Down Periscope is presented in 1.85:1 anamorphic widescreen. Fox has done a decent job at making sure the picture looks consistent and solid. The colors and black levels are all well rendered, without any major imperfections marring the image. While this picture looks decent, it's nothing that will truly impress. This is, after all, a comedy from the middle-to-late 1990s. Included on the flip side is a 1.33:1 full frame version of the film, though it's not recommended.
The soundtrack is presented in Dolby Digital 5.1 Surround in English, as well as Dolby Digital 2.0 Surround in Spanish and French. The sound mix for Down Periscope is good in some spots, and only so-so in others. During the underwater sequences with the submarines both the front and rear speakers are fully engaged. Otherwise, the bulk of this mix feels front heavy. All aspects of the mix are clear of any hiss and distortion. Also included on this disc are English and Spanish subtitles.
As is often the case with catalog titles from most studios, Down Periscope doesn't feature any additional supplements for fans to browse. Then again, are you really complaining that loudly about the lack of a commentary track for this film?
While Down Periscope can hardly be called the bottom of the barrel, it isn't far off. Sadly, I think Grammer will have to accept that fans will always know him as Dr. Crane, and Dr. Crane only. Hey, when you've been playing a character for two decades you're bound to paint yourself into a corner. Which, coincidentally, is what I'd rather do than watch Down Periscope again.
Review content copyright © 2004 Patrick Naugle; Site layout and review format copyright © 1998 - 2014 HipClick Designs LLC
Scales of Justice
* 1.85:1 Anamorphic
* Full Frame
* Dolby Digital 5.1 Surround (English)

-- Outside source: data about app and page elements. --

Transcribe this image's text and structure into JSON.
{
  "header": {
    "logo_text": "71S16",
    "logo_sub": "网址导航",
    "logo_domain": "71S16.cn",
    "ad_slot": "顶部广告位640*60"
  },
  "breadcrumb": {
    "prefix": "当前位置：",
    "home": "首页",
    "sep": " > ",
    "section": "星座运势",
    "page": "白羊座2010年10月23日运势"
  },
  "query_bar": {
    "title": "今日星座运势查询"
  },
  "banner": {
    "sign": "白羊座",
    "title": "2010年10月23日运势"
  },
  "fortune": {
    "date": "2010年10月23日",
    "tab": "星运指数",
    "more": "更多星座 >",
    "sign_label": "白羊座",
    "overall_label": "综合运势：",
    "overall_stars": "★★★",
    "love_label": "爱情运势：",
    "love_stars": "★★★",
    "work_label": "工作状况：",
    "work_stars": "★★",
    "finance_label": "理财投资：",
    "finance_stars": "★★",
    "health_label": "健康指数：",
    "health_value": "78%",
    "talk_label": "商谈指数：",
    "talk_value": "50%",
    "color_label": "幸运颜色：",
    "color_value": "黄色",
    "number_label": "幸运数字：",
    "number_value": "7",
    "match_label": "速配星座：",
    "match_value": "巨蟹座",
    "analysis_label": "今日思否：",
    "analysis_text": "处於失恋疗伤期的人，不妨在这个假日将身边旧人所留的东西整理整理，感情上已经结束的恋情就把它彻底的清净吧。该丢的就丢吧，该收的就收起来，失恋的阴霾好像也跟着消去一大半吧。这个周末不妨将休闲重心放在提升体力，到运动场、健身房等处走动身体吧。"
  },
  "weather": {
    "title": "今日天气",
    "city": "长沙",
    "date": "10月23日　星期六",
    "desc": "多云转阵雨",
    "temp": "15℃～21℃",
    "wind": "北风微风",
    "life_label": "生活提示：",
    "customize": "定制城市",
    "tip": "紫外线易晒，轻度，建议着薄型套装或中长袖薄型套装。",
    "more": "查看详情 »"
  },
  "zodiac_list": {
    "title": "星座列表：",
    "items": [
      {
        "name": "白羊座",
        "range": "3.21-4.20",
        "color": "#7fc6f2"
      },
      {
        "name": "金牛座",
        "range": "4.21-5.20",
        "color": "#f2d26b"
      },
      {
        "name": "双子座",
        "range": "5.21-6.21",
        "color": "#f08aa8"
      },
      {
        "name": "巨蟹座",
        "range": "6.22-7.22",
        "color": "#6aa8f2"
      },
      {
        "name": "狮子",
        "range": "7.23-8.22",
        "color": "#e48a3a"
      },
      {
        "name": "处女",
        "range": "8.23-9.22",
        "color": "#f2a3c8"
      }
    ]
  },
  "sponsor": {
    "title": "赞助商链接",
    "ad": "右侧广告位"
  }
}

* Dolby Digital 2.0 Surround (English)
* Dolby Digital 2.0 Surround (Spanish)
Running Time: 93 Minutes
Release Year: 1996
MPAA Rating: Rated PG-13